### What you are asked to do
Somewhere below, one line contains "Serialize everything readable" and a later line contains "Transcribe this image's". Output those two lines and everything between them exactly, and nothing else.

### Recorded information
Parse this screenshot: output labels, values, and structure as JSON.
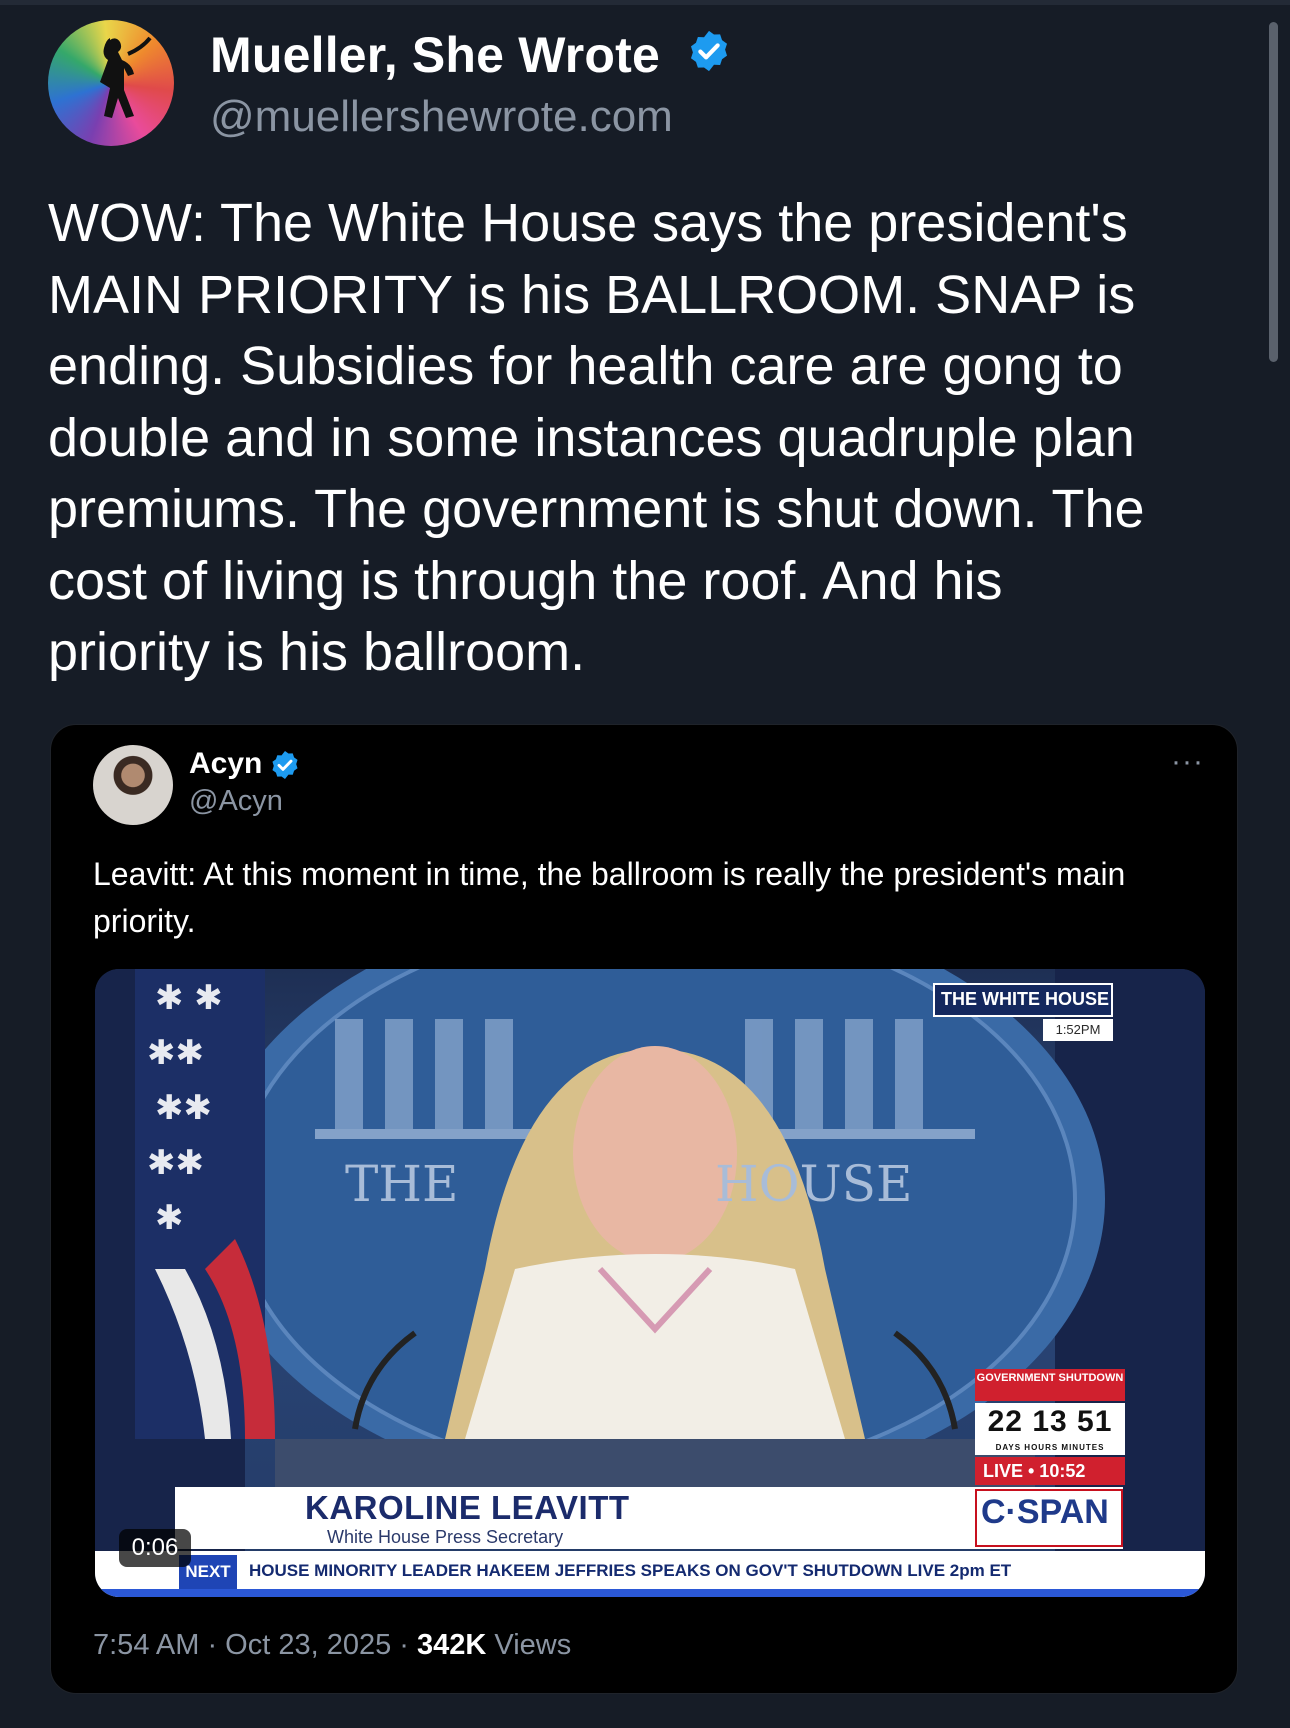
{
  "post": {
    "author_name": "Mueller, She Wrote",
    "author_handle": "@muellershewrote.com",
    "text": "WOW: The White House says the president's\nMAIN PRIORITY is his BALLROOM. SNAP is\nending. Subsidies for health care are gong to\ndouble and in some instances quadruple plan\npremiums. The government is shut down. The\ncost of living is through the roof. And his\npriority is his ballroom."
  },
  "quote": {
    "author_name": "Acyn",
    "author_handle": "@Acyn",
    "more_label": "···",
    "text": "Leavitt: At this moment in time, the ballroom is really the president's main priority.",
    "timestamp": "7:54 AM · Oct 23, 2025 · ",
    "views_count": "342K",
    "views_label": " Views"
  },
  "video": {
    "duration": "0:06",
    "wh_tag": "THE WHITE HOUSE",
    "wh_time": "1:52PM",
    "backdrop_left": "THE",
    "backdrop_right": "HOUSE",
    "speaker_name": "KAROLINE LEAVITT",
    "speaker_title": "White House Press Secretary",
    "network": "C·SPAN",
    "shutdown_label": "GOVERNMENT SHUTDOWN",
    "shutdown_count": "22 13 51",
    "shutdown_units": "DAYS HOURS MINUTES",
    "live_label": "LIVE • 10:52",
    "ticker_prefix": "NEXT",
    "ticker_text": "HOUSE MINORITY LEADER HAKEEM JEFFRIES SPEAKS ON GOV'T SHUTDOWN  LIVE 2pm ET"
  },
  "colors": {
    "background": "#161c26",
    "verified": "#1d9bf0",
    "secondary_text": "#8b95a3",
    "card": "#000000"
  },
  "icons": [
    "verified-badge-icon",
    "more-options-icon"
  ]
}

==

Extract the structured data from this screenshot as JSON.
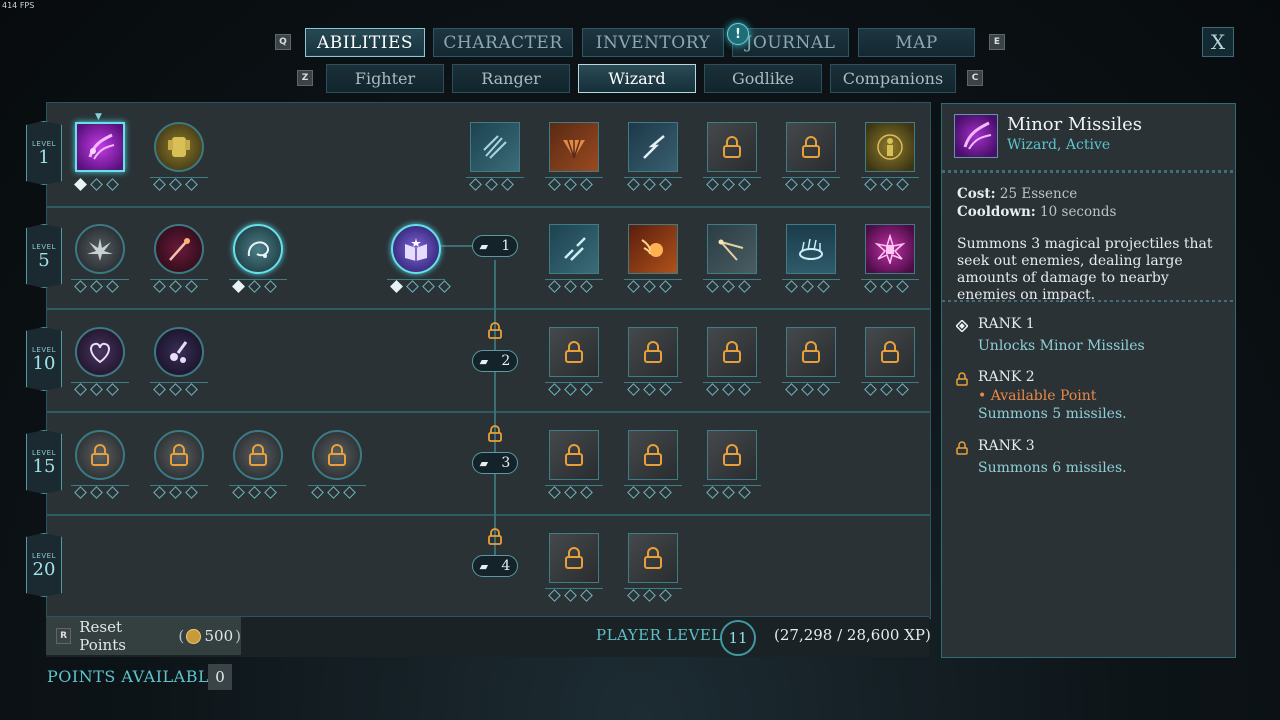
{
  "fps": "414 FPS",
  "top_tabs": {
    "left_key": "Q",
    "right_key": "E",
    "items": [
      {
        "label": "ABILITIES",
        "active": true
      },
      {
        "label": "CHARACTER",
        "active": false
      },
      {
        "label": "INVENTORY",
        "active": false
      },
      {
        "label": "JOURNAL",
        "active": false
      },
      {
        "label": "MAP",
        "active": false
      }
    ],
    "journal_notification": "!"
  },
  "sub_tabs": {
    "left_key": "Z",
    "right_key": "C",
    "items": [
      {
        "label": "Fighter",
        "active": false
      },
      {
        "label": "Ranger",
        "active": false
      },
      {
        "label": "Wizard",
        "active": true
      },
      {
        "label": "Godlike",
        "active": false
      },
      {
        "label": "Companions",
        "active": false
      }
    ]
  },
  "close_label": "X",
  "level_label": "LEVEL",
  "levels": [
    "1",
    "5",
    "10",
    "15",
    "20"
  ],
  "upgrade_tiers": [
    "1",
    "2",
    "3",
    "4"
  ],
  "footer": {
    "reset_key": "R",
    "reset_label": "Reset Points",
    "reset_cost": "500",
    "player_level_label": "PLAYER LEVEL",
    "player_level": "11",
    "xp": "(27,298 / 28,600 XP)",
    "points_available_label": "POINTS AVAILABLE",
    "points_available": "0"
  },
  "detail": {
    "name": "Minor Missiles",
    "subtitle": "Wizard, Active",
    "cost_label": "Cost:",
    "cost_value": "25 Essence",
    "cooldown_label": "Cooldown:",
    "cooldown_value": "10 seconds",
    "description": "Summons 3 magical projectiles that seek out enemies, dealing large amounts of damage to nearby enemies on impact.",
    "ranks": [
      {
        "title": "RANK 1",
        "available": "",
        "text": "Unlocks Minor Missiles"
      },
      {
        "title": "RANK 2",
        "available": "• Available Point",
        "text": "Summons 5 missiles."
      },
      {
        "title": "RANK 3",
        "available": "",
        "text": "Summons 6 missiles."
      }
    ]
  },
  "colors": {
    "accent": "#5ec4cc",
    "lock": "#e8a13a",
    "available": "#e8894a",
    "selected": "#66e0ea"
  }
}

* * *

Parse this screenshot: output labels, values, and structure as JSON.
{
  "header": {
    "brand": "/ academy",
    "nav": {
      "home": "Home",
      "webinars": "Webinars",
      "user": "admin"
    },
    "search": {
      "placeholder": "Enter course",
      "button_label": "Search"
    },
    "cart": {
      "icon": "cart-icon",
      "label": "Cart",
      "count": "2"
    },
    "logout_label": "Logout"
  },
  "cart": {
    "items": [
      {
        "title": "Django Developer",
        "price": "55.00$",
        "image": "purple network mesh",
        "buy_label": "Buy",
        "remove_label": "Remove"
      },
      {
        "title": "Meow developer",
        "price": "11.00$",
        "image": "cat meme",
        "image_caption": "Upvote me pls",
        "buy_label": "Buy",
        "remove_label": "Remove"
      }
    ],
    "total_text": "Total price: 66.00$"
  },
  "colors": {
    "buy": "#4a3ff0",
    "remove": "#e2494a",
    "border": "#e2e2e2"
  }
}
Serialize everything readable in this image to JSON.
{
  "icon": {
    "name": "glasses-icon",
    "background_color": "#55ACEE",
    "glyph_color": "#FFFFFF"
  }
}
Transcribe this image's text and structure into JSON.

### Exercise solution
Serialize everything readable in this image to JSON.
{
  "icon": {
    "name": "glasses-icon",
    "background_color": "#55ACEE",
    "glyph_color": "#FFFFFF"
  }
}
Transcribe this image's text and structure into JSON.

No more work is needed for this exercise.